- Work required
State the number of lines in the records that contain "chevron", with no other words.

- Records to process
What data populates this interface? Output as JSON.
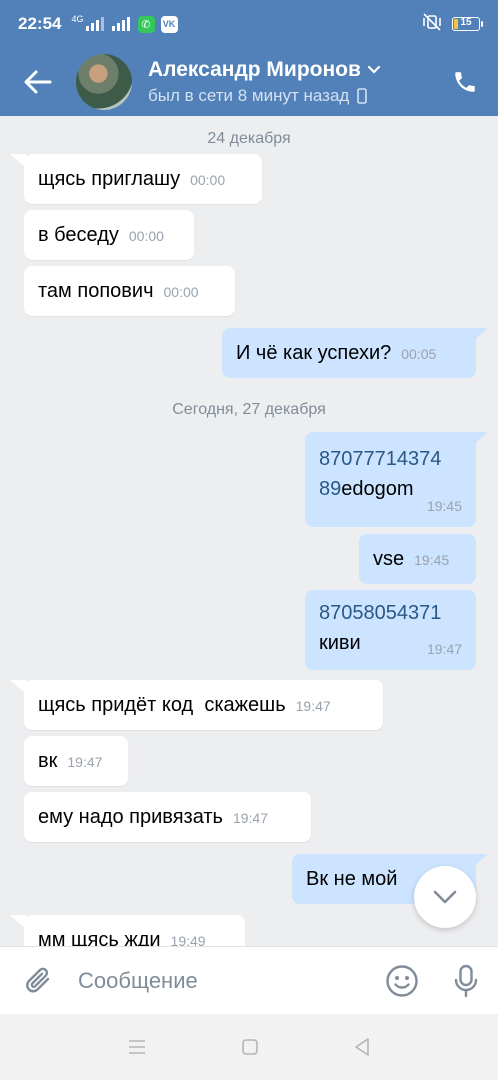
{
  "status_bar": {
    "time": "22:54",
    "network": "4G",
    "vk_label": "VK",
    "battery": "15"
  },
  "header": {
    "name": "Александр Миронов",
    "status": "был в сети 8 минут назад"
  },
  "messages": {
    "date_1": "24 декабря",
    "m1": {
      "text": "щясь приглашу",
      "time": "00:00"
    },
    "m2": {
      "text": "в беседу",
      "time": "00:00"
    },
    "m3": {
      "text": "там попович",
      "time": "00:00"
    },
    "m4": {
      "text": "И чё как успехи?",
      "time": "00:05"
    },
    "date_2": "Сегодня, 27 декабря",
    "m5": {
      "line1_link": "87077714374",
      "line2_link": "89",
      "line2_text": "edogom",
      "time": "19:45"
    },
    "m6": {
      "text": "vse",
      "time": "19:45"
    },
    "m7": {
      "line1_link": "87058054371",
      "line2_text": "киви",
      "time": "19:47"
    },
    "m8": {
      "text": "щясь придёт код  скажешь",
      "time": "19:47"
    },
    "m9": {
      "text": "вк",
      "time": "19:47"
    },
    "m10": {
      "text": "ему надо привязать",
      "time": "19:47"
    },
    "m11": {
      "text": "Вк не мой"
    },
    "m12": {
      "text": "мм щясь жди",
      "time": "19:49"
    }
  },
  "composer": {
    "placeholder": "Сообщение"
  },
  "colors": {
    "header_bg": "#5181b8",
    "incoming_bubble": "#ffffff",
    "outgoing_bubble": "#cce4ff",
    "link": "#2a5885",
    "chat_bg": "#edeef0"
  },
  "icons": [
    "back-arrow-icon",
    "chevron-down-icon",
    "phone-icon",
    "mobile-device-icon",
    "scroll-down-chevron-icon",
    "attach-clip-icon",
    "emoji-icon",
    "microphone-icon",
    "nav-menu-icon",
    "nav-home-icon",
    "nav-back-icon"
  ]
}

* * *

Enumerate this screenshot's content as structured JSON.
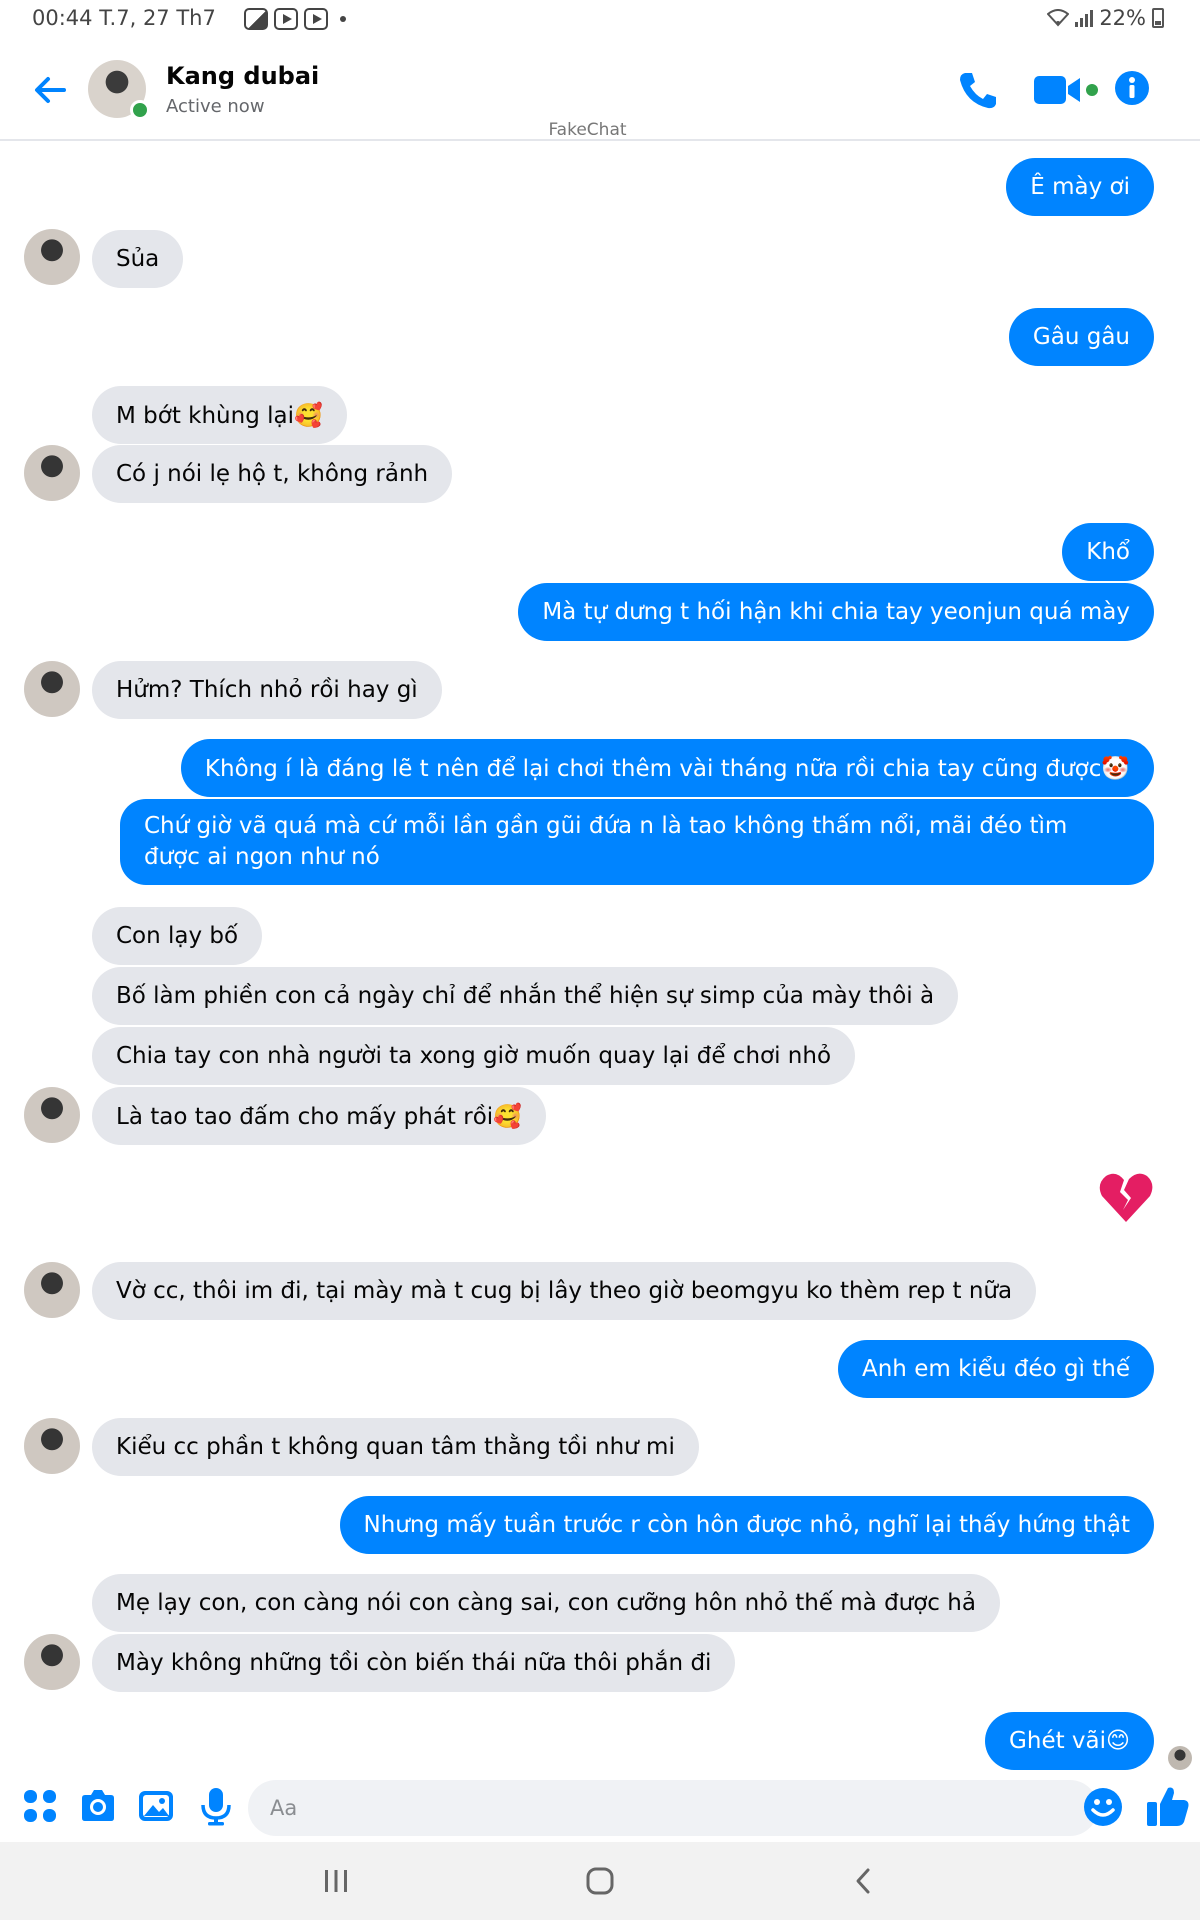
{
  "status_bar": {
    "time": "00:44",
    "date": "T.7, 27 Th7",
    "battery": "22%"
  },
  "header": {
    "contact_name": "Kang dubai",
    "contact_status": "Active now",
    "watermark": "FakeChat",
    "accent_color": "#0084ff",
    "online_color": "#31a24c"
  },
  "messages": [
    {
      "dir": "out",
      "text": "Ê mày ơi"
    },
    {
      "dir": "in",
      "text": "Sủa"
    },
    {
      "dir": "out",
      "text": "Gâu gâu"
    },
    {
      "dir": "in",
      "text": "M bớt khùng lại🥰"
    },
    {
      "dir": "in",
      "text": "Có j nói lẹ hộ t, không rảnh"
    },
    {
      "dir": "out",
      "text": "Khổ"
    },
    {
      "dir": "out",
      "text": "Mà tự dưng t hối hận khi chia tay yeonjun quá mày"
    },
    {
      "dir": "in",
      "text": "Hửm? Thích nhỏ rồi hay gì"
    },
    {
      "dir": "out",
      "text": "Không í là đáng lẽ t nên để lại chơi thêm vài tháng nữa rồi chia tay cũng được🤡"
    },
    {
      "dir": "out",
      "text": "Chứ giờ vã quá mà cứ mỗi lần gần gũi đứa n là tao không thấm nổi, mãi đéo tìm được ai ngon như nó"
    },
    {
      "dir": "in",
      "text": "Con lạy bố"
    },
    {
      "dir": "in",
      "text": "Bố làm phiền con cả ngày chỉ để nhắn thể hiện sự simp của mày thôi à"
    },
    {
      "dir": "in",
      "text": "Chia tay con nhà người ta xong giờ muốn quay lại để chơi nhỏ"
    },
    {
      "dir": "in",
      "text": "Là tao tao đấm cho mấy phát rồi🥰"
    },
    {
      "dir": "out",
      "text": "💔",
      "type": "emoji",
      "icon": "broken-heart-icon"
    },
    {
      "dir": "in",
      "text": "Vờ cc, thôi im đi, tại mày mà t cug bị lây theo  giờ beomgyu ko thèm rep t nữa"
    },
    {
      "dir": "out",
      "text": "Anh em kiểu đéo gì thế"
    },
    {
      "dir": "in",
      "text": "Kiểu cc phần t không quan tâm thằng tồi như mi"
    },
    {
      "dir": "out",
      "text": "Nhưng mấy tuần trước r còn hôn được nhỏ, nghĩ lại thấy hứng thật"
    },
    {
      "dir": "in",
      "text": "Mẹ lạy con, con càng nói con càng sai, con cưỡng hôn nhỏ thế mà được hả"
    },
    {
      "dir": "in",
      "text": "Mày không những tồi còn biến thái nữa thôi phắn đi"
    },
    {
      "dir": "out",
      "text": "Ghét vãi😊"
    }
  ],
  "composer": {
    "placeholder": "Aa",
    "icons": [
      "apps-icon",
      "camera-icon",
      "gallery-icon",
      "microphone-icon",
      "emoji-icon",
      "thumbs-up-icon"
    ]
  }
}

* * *

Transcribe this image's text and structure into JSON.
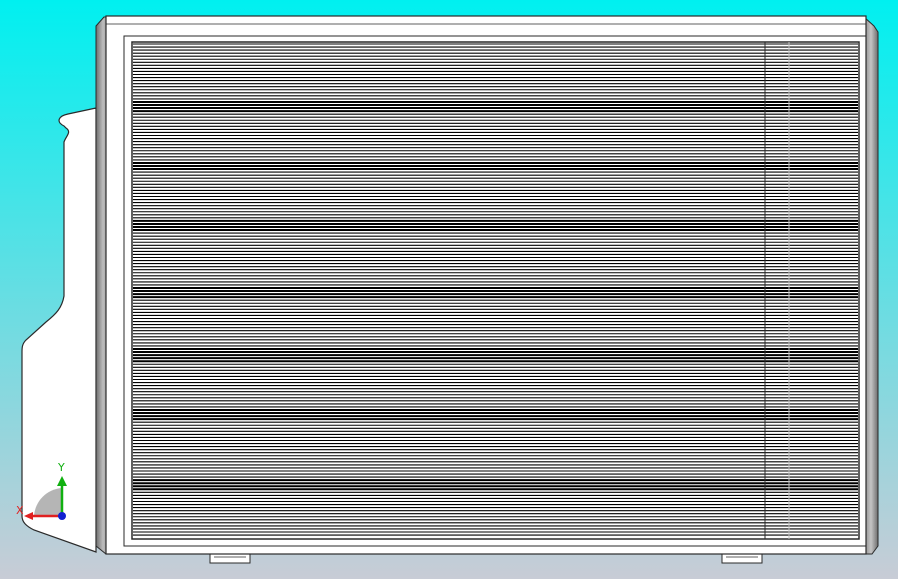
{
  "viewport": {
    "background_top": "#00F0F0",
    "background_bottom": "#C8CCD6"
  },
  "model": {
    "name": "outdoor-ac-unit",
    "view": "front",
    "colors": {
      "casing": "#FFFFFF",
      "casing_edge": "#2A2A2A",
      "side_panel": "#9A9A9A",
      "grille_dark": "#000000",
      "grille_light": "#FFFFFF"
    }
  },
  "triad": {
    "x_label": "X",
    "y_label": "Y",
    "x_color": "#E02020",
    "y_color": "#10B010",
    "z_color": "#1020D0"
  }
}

- Task output
2